Instructions for the task:
The records below need to be restated word for word.

START Excerpted data

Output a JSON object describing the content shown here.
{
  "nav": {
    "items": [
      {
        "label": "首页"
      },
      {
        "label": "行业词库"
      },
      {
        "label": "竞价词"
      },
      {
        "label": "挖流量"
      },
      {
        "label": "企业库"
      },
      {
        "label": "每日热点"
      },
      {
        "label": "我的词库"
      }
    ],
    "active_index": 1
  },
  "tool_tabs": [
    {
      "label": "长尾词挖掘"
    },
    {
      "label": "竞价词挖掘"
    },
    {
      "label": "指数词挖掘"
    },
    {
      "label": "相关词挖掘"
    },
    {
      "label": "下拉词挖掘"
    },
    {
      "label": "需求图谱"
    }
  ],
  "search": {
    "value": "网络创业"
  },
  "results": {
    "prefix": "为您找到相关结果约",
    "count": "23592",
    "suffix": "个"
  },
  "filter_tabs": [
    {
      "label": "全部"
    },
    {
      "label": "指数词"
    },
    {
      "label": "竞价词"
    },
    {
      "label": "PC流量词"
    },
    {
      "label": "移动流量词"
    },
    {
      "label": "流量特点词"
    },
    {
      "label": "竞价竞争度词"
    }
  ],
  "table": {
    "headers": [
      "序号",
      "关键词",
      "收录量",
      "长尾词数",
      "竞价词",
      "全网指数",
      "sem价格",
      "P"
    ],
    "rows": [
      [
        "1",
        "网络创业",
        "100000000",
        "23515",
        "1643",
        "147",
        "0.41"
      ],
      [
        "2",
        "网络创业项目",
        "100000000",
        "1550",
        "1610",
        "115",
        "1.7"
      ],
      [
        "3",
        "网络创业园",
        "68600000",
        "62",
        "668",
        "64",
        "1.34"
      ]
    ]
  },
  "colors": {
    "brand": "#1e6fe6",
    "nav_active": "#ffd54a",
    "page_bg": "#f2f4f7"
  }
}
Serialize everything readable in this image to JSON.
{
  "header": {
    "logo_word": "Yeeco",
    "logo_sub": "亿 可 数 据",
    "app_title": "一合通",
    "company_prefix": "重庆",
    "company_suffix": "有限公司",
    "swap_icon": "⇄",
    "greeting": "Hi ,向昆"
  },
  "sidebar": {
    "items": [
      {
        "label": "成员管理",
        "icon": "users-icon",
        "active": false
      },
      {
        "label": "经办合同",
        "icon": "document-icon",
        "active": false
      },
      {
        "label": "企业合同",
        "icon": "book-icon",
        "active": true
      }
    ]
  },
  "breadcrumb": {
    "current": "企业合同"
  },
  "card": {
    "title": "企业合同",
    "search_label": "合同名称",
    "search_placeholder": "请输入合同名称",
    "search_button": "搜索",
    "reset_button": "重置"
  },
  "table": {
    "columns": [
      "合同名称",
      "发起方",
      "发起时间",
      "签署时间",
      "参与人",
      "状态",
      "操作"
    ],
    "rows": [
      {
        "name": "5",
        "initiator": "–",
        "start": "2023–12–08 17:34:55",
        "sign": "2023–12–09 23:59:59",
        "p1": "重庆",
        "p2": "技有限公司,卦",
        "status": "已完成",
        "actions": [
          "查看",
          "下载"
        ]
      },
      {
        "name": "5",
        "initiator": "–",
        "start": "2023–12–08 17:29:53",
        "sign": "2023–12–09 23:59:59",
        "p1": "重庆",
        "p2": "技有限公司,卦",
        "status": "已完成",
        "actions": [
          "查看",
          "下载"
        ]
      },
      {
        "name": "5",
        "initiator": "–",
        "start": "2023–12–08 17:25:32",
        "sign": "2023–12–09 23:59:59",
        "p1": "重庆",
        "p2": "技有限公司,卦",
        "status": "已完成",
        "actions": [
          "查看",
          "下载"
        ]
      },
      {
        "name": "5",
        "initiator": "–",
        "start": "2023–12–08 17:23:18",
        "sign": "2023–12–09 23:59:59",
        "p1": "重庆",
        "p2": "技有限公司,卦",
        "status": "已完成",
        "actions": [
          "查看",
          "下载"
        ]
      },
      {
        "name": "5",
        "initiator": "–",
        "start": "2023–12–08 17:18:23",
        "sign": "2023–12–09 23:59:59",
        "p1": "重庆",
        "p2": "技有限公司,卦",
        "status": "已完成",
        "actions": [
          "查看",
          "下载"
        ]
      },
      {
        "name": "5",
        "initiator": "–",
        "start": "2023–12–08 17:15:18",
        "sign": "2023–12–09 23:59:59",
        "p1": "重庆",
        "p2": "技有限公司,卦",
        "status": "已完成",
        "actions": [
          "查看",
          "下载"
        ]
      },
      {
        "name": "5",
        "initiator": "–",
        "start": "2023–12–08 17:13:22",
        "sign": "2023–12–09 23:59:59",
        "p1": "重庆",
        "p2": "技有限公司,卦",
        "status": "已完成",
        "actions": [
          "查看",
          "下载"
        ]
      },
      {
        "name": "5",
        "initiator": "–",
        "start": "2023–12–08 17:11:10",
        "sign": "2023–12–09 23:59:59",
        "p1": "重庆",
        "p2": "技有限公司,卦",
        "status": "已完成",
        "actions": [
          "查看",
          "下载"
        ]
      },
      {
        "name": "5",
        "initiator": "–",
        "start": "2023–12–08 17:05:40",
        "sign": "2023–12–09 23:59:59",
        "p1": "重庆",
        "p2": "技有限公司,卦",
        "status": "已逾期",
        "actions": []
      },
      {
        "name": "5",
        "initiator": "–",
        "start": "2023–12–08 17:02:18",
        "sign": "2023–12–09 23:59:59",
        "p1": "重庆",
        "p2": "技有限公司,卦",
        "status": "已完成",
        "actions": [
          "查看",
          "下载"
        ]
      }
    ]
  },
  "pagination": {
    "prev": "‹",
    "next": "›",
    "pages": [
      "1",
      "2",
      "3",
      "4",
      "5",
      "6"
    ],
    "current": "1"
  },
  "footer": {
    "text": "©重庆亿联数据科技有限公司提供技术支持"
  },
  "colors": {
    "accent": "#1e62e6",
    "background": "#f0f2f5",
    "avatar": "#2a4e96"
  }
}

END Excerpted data

Task output:
Output a JSON object describing the content shown here.
{
  "nav": {
    "items": [
      {
        "label": "首页"
      },
      {
        "label": "行业词库"
      },
      {
        "label": "竞价词"
      },
      {
        "label": "挖流量"
      },
      {
        "label": "企业库"
      },
      {
        "label": "每日热点"
      },
      {
        "label": "我的词库"
      }
    ],
    "active_index": 1
  },
  "tool_tabs": [
    {
      "label": "长尾词挖掘"
    },
    {
      "label": "竞价词挖掘"
    },
    {
      "label": "指数词挖掘"
    },
    {
      "label": "相关词挖掘"
    },
    {
      "label": "下拉词挖掘"
    },
    {
      "label": "需求图谱"
    }
  ],
  "search": {
    "value": "网络创业"
  },
  "results": {
    "prefix": "为您找到相关结果约",
    "count": "23592",
    "suffix": "个"
  },
  "filter_tabs": [
    {
      "label": "全部"
    },
    {
      "label": "指数词"
    },
    {
      "label": "竞价词"
    },
    {
      "label": "PC流量词"
    },
    {
      "label": "移动流量词"
    },
    {
      "label": "流量特点词"
    },
    {
      "label": "竞价竞争度词"
    }
  ],
  "table": {
    "headers": [
      "序号",
      "关键词",
      "收录量",
      "长尾词数",
      "竞价词",
      "全网指数",
      "sem价格",
      "P"
    ],
    "rows": [
      [
        "1",
        "网络创业",
        "100000000",
        "23515",
        "1643",
        "147",
        "0.41"
      ],
      [
        "2",
        "网络创业项目",
        "100000000",
        "1550",
        "1610",
        "115",
        "1.7"
      ],
      [
        "3",
        "网络创业园",
        "68600000",
        "62",
        "668",
        "64",
        "1.34"
      ]
    ]
  },
  "colors": {
    "brand": "#1e6fe6",
    "nav_active": "#ffd54a",
    "page_bg": "#f2f4f7"
  }
}
Serialize everything readable in this image to JSON.
{
  "header": {
    "logo_word": "Yeeco",
    "logo_sub": "亿 可 数 据",
    "app_title": "一合通",
    "company_prefix": "重庆",
    "company_suffix": "有限公司",
    "swap_icon": "⇄",
    "greeting": "Hi ,向昆"
  },
  "sidebar": {
    "items": [
      {
        "label": "成员管理",
        "icon": "users-icon",
        "active": false
      },
      {
        "label": "经办合同",
        "icon": "document-icon",
        "active": false
      },
      {
        "label": "企业合同",
        "icon": "book-icon",
        "active": true
      }
    ]
  },
  "breadcrumb": {
    "current": "企业合同"
  },
  "card": {
    "title": "企业合同",
    "search_label": "合同名称",
    "search_placeholder": "请输入合同名称",
    "search_button": "搜索",
    "reset_button": "重置"
  },
  "table": {
    "columns": [
      "合同名称",
      "发起方",
      "发起时间",
      "签署时间",
      "参与人",
      "状态",
      "操作"
    ],
    "rows": [
      {
        "name": "5",
        "initiator": "–",
        "start": "2023–12–08 17:34:55",
        "sign": "2023–12–09 23:59:59",
        "p1": "重庆",
        "p2": "技有限公司,卦",
        "status": "已完成",
        "actions": [
          "查看",
          "下载"
        ]
      },
      {
        "name": "5",
        "initiator": "–",
        "start": "2023–12–08 17:29:53",
        "sign": "2023–12–09 23:59:59",
        "p1": "重庆",
        "p2": "技有限公司,卦",
        "status": "已完成",
        "actions": [
          "查看",
          "下载"
        ]
      },
      {
        "name": "5",
        "initiator": "–",
        "start": "2023–12–08 17:25:32",
        "sign": "2023–12–09 23:59:59",
        "p1": "重庆",
        "p2": "技有限公司,卦",
        "status": "已完成",
        "actions": [
          "查看",
          "下载"
        ]
      },
      {
        "name": "5",
        "initiator": "–",
        "start": "2023–12–08 17:23:18",
        "sign": "2023–12–09 23:59:59",
        "p1": "重庆",
        "p2": "技有限公司,卦",
        "status": "已完成",
        "actions": [
          "查看",
          "下载"
        ]
      },
      {
        "name": "5",
        "initiator": "–",
        "start": "2023–12–08 17:18:23",
        "sign": "2023–12–09 23:59:59",
        "p1": "重庆",
        "p2": "技有限公司,卦",
        "status": "已完成",
        "actions": [
          "查看",
          "下载"
        ]
      },
      {
        "name": "5",
        "initiator": "–",
        "start": "2023–12–08 17:15:18",
        "sign": "2023–12–09 23:59:59",
        "p1": "重庆",
        "p2": "技有限公司,卦",
        "status": "已完成",
        "actions": [
          "查看",
          "下载"
        ]
      },
      {
        "name": "5",
        "initiator": "–",
        "start": "2023–12–08 17:13:22",
        "sign": "2023–12–09 23:59:59",
        "p1": "重庆",
        "p2": "技有限公司,卦",
        "status": "已完成",
        "actions": [
          "查看",
          "下载"
        ]
      },
      {
        "name": "5",
        "initiator": "–",
        "start": "2023–12–08 17:11:10",
        "sign": "2023–12–09 23:59:59",
        "p1": "重庆",
        "p2": "技有限公司,卦",
        "status": "已完成",
        "actions": [
          "查看",
          "下载"
        ]
      },
      {
        "name": "5",
        "initiator": "–",
        "start": "2023–12–08 17:05:40",
        "sign": "2023–12–09 23:59:59",
        "p1": "重庆",
        "p2": "技有限公司,卦",
        "status": "已逾期",
        "actions": []
      },
      {
        "name": "5",
        "initiator": "–",
        "start": "2023–12–08 17:02:18",
        "sign": "2023–12–09 23:59:59",
        "p1": "重庆",
        "p2": "技有限公司,卦",
        "status": "已完成",
        "actions": [
          "查看",
          "下载"
        ]
      }
    ]
  },
  "pagination": {
    "prev": "‹",
    "next": "›",
    "pages": [
      "1",
      "2",
      "3",
      "4",
      "5",
      "6"
    ],
    "current": "1"
  },
  "footer": {
    "text": "©重庆亿联数据科技有限公司提供技术支持"
  },
  "colors": {
    "accent": "#1e62e6",
    "background": "#f0f2f5",
    "avatar": "#2a4e96"
  }
}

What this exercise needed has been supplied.